fcharton, regardless of the british going out, invading, destroying, taking over; calling it colonising is merely a water-down word for the obvious because they don't want to consider themselves unreasonable suppressors that tried to impose their culture on others to wipe out native culture. Hitler and Nazi Germany did it and everyone is happy to label him without watering it down with the term colonisation but other europeans like the french in addition to the british as well as portguese stealing Aomen don't refer to this label but prefer the watered-down term. Bottom line is, they are those countries' people that invaded and if they settled, they are still considered and some were proud to consider themselves under their ruler. Similarly for Chinese people that used a peaceful method of migration instead of invading and massacring, they are also Chinese that migrated and settled.
I don't think 'colonisation' or "colonialism" is a water down word. Most westerners would consider it as pretty negative. Just to give an example, there was a very heated debate in France recently because one lawmaker had said "colonisation had some positive aspects" (ie not saying that it was all good, mind you, just saying that it brought a couple of good things,...). By the shocked reaction of the French public, I would say that "colonisation" is very close to an insult these days...
Using the term colonisation is not an attempt to paint these things in rosy colours, and many (if not most) westerners would agree with you that the suppression of native peoples was a bad thing. I believe it is more a technical term, to explain that
1- it usually concerned regions which were far from the colonising country, and were considered non/less-civilised by the colonising people (as opposed to the invasion of an equally developped neighbour)
2- as such, it meant that the colonisers would take over all the government of the said country, and have settlers (in varying numbers...)
3- it implied something different than annexion : colonies would not quite be part of the country
As such, I think colonisation is a bit different from both invasion/annexion of other states, and voluntary migration of individual people, and this is why I believe to comparison you make is not very valid.

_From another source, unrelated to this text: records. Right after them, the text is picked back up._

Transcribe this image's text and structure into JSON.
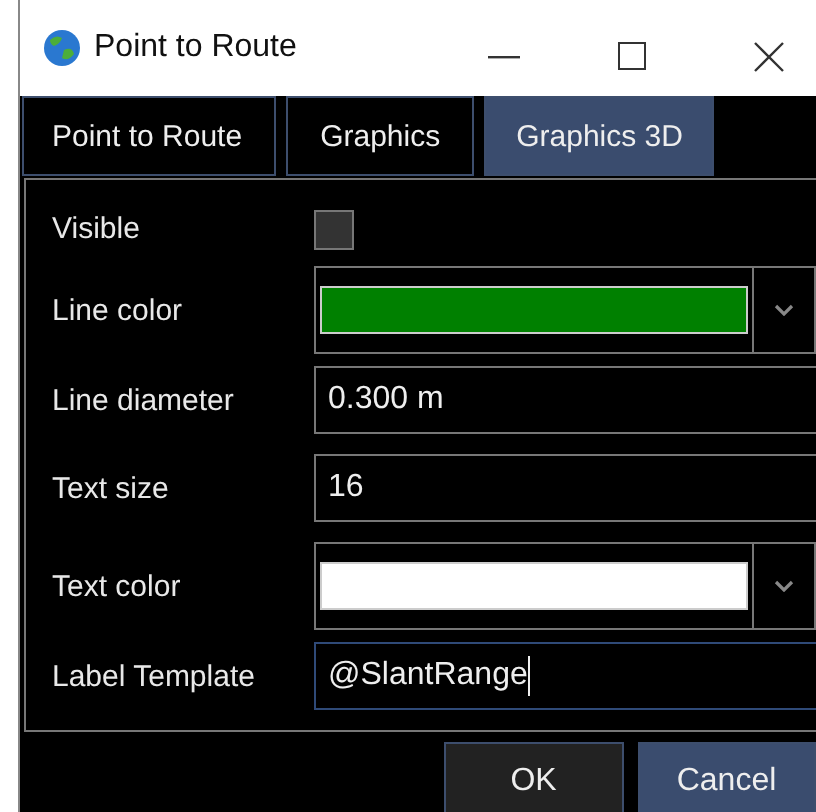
{
  "window": {
    "title": "Point to Route"
  },
  "tabs": [
    {
      "label": "Point to Route",
      "selected": false
    },
    {
      "label": "Graphics",
      "selected": false
    },
    {
      "label": "Graphics 3D",
      "selected": true
    }
  ],
  "fields": [
    {
      "kind": "checkbox",
      "label": "Visible",
      "checked": false
    },
    {
      "kind": "color",
      "label": "Line color",
      "color": "#008000"
    },
    {
      "kind": "text",
      "label": "Line diameter",
      "value": "0.300 m",
      "focused": false
    },
    {
      "kind": "text",
      "label": "Text size",
      "value": "16",
      "focused": false
    },
    {
      "kind": "color",
      "label": "Text color",
      "color": "#ffffff"
    },
    {
      "kind": "text",
      "label": "Label Template",
      "value": "@SlantRange",
      "focused": true
    }
  ],
  "buttons": [
    {
      "label": "OK",
      "default": false
    },
    {
      "label": "Cancel",
      "default": true
    }
  ]
}
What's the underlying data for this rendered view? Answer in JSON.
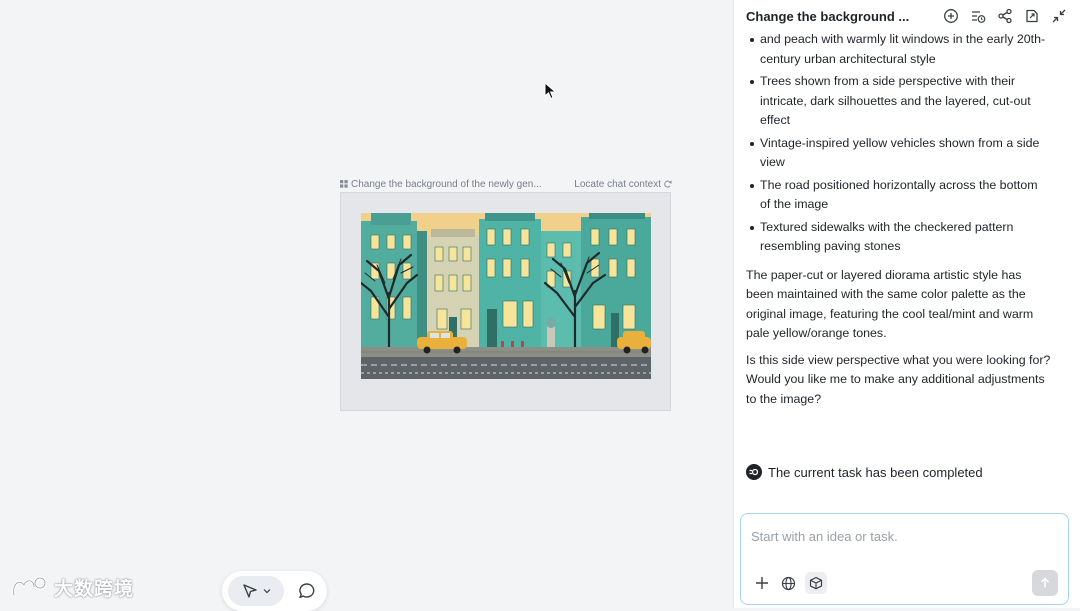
{
  "canvas": {
    "frame_title": "Change the background of the newly gen...",
    "locate_label": "Locate chat context",
    "image_alt": "Paper-cut diorama street of teal townhouses with trees and yellow cars"
  },
  "toolbar": {
    "select_tool": "pointer-tool",
    "comment_tool": "comment-tool"
  },
  "watermark": {
    "text": "大数跨境"
  },
  "panel": {
    "title": "Change the background ...",
    "header_icons": [
      "new-chat-icon",
      "history-icon",
      "share-icon",
      "export-icon",
      "collapse-icon"
    ],
    "partial_bullet": "and peach with warmly lit windows in the early 20th-century urban architectural style",
    "bullets": [
      "Trees shown from a side perspective with their intricate, dark silhouettes and the layered, cut-out effect",
      "Vintage-inspired yellow vehicles shown from a side view",
      "The road positioned horizontally across the bottom of the image",
      "Textured sidewalks with the checkered pattern resembling paving stones"
    ],
    "paragraph1": "The paper-cut or layered diorama artistic style has been maintained with the same color palette as the original image, featuring the cool teal/mint and warm pale yellow/orange tones.",
    "paragraph2": "Is this side view perspective what you were looking for? Would you like me to make any additional adjustments to the image?",
    "status": "The current task has been completed",
    "composer": {
      "placeholder": "Start with an idea or task.",
      "value": ""
    }
  },
  "colors": {
    "accent_border": "#a9d3ef",
    "teal": "#4fb3a6",
    "warm_yellow": "#f3dc8c",
    "car_yellow": "#e9b03c"
  }
}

Regardless of your experience, Chinese that were born in france due to migration, raised in france due to migration, speak more french than Chinese due to them migrating there and not having the environment for Chinese language are still Chinese that have migrated. No one considered me french when I was there and that was by native french and Chinese emigrants and Chinese born there. That's why it's Chinese are still Chinese no matter what
That you were not considered french while staying in france is no wonder. And yes, I agree that it does take some time for migrants to integrate in the adoptive society.
My impression is that we disagree because you view nationhood (being chinese in this case) as a "blood" question, whereas I see it as a cultural/intellectual thing. For you (please care to tell me if I misinterpret), being chinese means "having chinese blood" (ie some chinese in your family tree).
I basically have several issues with this vision:
1- what about half-bloods, people who are say 1/4th chinese? Are they chinese? Western? Both? An interesting question would be what about citizens of the PRC who have non-chinese blood in them, because they originated from people coming from other countries? These countries, following your example, would claim them as theirs, wouldn't they?
2- if this definition stands no matter how many generations have passed, aren't we all africans? to which extent can a number of southern chinese say, I am not chinese but vietnamese, or thai (some of them would certainly have a lot of origins in other south-asian countries ? etc...
3- while you are perfectly allowed to see it as you see it, how about the opinion of the migrants? Don't you think that one more or less "becomes" chinese, or french, or american, because he assimilates, integrates, and at some point decides that he is so?